Aviendha realises that the Merrilor meeting, where Rand will make demands of the other allied nations, but not the Aiel, is pivotal to the Aiel’s future. Also that regardless of whether Rand did or did not include the Aiel in his Bargain, the Wise Ones would feel insulted.

To give the Aiel an exemption from his price—if, indeed, that was what he intended—was an act of honor. If he had made a demand of them with the others, these very Wise Ones might have taken offense at being lumped with the wetlanders.

A Memory of Light, Prologue

Aviendha rightly thinks the most important task she will ever do is prevent the Aiel’s road to ruin. But this depends on seeing her children raised better. These are things she would never have known if she had not attempted to ‘read’ the glass columns ter’angreal.

The Wise Ones are pleased that Rand accepts his destiny—has embraced death—and believe that his sacrifice should not be undervalued by the Wetlanders; that it is acceptable for him to demand the nations to follow his wishes in exchange. The Aiel have truly followed Rand—even when they thought his commands or plans foolish—but most of the other nations, on the whole, have not, due to division or scheming or distraction.

Bair takes it upon herself to validate Aviendha’s vision. She feels that she is more expendable because she is not a channeller, and yet also very experienced and strong.

Aviendha asks Bair if she knows of a Nakomi. Bair says Nakomi is an ancient name (see Character Names N). It is a reference to the Song of Hiawatha, and so is part of Jordan’s premise that our history becomes the Wheel of Time world myth and vice versa.

Regarding names, Bair recommends that Aviendha change one of her children’s names and never speak of the former name to anyone as a way to change the vision the glass columns showed. (Aviendha is not even pregnant yet, but no one doubts the prophetic visions—and nor does the reader.) Bair is determined to change the Aiel’s future and Aviendha sees this is a good and meaningful way to do it. This scene refers to the traditional belief in the power of names.


t ball said...

I still find the entire Nakomi thing confusing, a little too deus ex machina, as if the author is guiding the characters a bit. I don't visit theory sites, is there any sore of consensus for what/who Nakomi is? I've seen suggestions ranging from Verin (nah, says I) to an avatar of the creator (also seems highly unlikely).

Linda said...

I discussed this in a Towers of Midnight post, and I still have that opinion. I don't think she was Verin. I accept what Bair says about Nakomi being an ancient name--it fits with the Hiawatha legend. My opinion is that Nakomi is/was an Aiel who was a Hero of the Horn. Towers of Midnight, Chapter 39.

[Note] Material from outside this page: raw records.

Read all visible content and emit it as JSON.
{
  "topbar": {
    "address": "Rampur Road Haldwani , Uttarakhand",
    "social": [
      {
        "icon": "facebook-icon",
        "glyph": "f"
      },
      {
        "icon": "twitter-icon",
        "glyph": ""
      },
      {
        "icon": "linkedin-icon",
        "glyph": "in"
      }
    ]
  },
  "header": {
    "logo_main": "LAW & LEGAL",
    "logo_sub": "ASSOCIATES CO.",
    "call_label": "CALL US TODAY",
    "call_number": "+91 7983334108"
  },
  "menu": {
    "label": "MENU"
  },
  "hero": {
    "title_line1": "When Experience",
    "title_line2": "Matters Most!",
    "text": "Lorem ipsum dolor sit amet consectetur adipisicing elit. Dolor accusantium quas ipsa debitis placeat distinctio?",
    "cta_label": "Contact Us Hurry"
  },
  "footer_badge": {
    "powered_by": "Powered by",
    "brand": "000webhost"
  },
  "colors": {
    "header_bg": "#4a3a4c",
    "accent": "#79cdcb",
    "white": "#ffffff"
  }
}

t ball said...

You are sensible, as usual!

BigB said...

Thnk you for resuming the read through, it's a pleasure to read it!

I have 1 comment here (to Nynaeve...): I find it quite interesting that Egeanin's failure lead to the Dark One's proper imprisonment: Without Semirhage's little play on Rand he would never ever (well, I can't imagine how) touch the True Power. That was crucial at the last moment at the bore. Also, Rand would have never recognized Callandor as a True Power sa'angreal. So, all in all, Egeanin's failure, Semirhage's capture and escape, and sadistic play was all planned by the pattern... :o)

Linda said...

Thank you. :)

Good observation. So often things that should have been 'disastrous' of 'bad' turned out OK or even for the best. The Aes Sedai's Law of Unintended Consequences is applied throughout the series.